Born in the mid 1940’s, I was the final child of four, and I grew up knowing that if birth control beyond the words “not tonight dear” had been available, then I would not have.
You sort of sense those things as a child, and when you accidently hear your father say it, then it pretty much confirms your suspicions.
I should have known that my father loved me, but he was one of those men who was taught by his mother that praising your children is something that you should let other people do, and so a nagging suspicion of being unwanted hung around in an area of my unconscious mind. A fear, which could far too easily be triggered into conscious thought.
My father was a rail thin ironworker. A little over six feet tall and a little over a hundred and forty pounds, and he had reached the middle of his sixth decade on this planet when he hired me to work with him on a construction job for the summer. Hiring a non-union worker, even the son of the boss, was not looked upon by the other ironworkers with favor, and my skills in “climbing the iron” did nothing to change their mind about my qualifications. But all of the men working for my father at the time accepted it without open question… Well at least I thought they had.
My first Friday on the job I was busy on the ground doing some mind numbing assembly of bolts, washers, and nuts that would be used by the other men when they were mounting the windows into the steel building frame. I heard some commotion and looked up to see one of the men on my father’s team running toward me.
“Jesus Christ, he’s going to get killed” he said, pointing back into the building. “John will kill him in a fight.”
I knew the “he” was my father, and John, a man in his thirties who was six foot four weighing at least 240 with pretty much all of it muscle was the odds on favorite in a fight with my father.
By the time I got into the building, I’d been told that John had made some pretty disparaging remarks about the son of the boss, and that my father had gone to confront him about it.
“I’ll kill you if you ever say another word about my son,” I heard my father say, and he was standing about ten feet from John who at that moment looked immense compared to my rail thin father.
John, however, was the one who had the look of fright on his face, and when I looked back at my dad I saw the three-foot long steel pipe, “the equalizer” in his hand.
“Don’t ever say another word about my son,” my father repeated as John turned and then walked away mumbling.

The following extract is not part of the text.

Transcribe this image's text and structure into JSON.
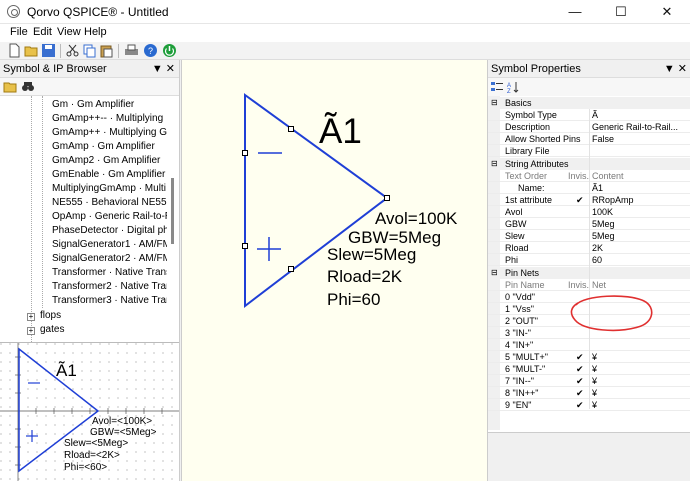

“He’s crazy, that skinny ass old man is crazy. I ain’t getting into a fight with him.”
My father had always used the phrase “Talk softly, but always carry a big stick,” and I really understood that message, but the main impression made was that you do not have to always be told that someone loves you. Sometimes you get to see it in action.